Task description
Please find the lines in the entries below that contain the word "intelligent", and copy each one.

Task data
***

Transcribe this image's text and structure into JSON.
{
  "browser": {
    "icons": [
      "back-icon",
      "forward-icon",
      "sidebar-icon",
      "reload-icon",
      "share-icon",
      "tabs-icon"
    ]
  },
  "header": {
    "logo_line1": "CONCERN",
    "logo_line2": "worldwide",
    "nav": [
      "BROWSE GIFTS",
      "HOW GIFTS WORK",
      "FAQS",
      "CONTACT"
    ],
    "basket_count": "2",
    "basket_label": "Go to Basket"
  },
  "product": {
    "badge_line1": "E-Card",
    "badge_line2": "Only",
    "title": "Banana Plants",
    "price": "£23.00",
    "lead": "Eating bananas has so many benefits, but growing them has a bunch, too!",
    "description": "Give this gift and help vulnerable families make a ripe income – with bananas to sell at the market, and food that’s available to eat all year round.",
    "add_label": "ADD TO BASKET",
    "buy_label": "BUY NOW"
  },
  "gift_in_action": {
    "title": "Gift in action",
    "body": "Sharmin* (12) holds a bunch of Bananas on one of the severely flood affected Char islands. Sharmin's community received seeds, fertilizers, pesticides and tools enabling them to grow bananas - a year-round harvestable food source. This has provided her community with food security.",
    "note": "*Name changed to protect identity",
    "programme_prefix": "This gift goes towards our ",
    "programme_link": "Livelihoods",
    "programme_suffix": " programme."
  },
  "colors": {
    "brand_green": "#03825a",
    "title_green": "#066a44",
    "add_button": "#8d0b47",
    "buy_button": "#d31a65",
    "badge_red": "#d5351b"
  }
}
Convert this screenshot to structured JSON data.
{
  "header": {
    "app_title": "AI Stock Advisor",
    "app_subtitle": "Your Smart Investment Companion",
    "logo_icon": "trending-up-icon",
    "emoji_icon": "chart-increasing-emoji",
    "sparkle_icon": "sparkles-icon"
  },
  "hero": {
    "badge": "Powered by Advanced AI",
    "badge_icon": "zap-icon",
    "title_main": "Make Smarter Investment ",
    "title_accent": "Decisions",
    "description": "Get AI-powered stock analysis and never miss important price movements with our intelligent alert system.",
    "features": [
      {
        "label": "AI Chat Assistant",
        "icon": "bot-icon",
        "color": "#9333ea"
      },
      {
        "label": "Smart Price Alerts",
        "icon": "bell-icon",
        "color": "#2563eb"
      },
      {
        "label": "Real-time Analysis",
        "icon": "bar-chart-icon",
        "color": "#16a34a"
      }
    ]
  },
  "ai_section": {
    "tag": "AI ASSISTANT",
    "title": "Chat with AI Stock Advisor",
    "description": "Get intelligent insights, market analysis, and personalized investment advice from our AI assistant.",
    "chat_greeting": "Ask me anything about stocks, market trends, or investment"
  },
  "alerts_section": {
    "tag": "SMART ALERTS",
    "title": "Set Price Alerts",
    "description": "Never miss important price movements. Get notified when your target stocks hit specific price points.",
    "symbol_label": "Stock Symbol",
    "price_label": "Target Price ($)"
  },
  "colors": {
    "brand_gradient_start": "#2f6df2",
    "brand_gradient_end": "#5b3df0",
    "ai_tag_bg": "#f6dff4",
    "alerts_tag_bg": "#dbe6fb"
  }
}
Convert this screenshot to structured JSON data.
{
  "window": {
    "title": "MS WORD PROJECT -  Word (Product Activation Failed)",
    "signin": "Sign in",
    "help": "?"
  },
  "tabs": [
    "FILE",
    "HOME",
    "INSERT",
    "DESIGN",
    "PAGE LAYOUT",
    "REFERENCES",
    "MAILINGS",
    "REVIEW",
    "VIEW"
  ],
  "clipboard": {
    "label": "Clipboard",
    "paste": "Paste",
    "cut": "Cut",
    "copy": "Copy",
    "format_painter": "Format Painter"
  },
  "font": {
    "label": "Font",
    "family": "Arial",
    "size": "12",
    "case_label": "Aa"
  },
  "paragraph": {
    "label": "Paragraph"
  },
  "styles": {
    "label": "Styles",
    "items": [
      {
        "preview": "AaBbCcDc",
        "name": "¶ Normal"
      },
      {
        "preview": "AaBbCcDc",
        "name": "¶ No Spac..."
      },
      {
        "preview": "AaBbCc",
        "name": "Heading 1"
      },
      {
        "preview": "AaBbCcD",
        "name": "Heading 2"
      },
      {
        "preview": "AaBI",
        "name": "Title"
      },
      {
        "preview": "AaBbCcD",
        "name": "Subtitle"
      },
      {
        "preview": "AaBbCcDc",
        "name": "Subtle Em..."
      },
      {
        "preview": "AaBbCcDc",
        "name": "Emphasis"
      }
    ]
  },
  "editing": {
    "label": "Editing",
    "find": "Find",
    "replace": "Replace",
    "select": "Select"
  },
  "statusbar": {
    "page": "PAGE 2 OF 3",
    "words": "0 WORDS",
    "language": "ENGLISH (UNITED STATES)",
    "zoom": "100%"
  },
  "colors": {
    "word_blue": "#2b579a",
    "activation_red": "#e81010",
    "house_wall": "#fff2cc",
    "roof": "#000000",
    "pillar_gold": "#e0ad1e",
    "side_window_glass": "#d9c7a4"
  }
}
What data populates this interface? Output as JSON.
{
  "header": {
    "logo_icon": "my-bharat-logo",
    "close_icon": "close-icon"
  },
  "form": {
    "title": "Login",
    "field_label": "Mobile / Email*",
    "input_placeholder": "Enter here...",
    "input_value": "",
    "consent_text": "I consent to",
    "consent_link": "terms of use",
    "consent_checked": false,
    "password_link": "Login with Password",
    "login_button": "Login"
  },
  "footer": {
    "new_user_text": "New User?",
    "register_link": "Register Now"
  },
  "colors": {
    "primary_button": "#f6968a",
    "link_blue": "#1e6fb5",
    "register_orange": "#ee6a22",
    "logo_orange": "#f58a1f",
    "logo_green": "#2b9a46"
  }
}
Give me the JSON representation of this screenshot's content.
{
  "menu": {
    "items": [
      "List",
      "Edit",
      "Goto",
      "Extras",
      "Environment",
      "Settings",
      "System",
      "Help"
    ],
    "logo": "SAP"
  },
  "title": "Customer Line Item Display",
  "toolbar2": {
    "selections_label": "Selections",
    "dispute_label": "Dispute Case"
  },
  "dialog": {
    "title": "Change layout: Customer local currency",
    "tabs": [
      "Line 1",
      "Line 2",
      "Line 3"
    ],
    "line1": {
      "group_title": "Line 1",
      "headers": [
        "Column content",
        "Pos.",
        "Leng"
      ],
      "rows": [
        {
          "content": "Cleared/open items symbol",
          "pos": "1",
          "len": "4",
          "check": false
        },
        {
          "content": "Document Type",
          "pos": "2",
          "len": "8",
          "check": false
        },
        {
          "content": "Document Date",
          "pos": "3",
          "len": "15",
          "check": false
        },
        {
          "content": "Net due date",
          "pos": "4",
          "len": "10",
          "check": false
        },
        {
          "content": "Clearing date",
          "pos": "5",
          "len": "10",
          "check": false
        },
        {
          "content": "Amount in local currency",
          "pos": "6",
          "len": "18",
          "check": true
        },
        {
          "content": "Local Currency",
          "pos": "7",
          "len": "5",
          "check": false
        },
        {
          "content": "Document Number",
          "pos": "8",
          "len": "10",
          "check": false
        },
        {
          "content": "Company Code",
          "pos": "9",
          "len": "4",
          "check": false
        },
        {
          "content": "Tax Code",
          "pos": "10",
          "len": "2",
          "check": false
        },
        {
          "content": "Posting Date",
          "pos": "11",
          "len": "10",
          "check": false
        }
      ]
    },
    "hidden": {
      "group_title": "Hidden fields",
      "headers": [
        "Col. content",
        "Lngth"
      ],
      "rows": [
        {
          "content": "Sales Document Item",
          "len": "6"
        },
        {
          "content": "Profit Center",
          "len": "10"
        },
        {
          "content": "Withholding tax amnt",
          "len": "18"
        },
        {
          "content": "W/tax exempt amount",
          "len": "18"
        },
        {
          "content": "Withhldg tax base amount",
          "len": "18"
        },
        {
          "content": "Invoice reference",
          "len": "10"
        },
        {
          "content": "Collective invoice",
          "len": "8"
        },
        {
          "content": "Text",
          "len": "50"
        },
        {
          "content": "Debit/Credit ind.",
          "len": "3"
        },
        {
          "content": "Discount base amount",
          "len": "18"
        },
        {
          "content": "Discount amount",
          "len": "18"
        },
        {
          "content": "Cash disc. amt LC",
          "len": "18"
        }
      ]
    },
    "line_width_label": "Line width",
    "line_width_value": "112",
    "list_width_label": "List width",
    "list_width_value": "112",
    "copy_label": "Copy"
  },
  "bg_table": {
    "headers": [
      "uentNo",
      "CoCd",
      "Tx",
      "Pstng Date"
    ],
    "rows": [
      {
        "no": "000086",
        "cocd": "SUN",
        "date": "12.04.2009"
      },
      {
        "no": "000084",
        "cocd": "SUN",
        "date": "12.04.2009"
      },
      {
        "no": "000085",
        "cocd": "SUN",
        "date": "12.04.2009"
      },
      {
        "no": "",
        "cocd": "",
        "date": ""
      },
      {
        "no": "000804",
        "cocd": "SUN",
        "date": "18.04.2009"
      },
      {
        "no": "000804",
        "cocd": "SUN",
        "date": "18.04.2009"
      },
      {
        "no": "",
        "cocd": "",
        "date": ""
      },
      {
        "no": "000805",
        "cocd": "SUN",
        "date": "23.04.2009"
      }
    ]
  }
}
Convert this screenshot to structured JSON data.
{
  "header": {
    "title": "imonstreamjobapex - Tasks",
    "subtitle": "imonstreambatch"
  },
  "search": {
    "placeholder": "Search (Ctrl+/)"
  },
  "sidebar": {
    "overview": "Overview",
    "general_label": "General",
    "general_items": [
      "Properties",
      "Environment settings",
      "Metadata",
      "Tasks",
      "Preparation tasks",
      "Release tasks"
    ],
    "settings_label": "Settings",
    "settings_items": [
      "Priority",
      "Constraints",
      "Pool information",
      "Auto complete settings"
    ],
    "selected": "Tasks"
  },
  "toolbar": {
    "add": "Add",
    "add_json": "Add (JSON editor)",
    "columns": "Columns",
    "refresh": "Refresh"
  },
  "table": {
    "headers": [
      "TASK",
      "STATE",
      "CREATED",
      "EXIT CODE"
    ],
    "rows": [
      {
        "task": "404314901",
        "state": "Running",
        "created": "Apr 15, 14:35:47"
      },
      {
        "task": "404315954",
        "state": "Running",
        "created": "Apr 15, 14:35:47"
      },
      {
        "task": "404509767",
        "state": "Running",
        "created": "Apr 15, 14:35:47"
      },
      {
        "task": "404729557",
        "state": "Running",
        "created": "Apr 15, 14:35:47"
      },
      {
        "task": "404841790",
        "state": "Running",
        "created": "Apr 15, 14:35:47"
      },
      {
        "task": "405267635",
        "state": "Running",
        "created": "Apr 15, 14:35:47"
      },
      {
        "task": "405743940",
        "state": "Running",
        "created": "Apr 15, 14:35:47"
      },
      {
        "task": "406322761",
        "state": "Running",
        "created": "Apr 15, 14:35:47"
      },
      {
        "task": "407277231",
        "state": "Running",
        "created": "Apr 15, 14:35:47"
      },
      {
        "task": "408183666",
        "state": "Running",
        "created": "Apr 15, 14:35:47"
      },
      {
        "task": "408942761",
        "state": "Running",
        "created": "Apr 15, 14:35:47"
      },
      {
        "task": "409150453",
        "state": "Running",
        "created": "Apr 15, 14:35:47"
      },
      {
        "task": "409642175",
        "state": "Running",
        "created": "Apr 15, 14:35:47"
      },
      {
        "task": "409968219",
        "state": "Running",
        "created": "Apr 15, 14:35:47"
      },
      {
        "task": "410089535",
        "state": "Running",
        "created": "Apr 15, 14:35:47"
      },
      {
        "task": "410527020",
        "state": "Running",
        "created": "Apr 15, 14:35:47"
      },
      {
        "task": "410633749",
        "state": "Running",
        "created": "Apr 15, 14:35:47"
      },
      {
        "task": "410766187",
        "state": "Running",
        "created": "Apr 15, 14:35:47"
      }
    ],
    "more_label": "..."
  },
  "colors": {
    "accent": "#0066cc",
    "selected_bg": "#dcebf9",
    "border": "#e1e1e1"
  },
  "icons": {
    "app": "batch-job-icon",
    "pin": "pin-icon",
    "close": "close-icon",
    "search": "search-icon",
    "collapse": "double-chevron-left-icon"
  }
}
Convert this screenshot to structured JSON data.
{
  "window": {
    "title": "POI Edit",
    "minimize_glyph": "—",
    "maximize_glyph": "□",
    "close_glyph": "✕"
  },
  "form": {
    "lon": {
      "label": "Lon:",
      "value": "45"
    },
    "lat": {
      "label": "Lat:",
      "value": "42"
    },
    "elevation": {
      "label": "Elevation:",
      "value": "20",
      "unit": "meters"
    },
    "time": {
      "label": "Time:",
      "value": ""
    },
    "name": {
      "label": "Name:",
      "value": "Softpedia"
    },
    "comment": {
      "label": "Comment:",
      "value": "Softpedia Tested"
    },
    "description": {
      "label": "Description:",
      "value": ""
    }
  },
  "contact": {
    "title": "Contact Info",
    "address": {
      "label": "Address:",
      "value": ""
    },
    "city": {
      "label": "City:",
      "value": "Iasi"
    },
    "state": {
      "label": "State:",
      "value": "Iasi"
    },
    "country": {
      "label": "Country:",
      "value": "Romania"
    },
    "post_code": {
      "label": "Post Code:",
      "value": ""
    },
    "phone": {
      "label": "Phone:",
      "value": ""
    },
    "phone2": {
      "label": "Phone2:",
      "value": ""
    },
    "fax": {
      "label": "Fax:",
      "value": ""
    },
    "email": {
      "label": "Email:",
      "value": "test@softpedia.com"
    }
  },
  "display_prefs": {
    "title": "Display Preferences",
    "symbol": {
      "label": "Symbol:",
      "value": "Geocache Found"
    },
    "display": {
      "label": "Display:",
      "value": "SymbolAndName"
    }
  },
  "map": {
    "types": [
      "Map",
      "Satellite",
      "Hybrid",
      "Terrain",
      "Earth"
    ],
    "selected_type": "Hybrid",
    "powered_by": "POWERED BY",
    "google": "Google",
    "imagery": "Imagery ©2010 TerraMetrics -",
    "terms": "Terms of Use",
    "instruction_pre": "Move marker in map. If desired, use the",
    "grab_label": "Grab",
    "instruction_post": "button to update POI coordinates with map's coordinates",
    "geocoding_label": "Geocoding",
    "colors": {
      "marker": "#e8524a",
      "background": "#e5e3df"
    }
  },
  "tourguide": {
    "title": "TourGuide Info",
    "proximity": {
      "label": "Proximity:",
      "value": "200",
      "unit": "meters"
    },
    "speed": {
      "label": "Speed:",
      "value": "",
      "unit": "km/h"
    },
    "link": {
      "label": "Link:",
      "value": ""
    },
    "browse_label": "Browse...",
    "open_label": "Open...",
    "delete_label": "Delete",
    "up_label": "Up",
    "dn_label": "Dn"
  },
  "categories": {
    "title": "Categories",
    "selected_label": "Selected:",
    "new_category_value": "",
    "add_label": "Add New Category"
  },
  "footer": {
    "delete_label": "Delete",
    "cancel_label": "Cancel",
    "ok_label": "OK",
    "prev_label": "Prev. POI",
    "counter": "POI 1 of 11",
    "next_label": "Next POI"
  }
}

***

Solution to this exercise
    "description": "Get AI-powered stock analysis and never miss important price movements with our intelligent alert system.",
    "description": "Get intelligent insights, market analysis, and personalized investment advice from our AI assistant.",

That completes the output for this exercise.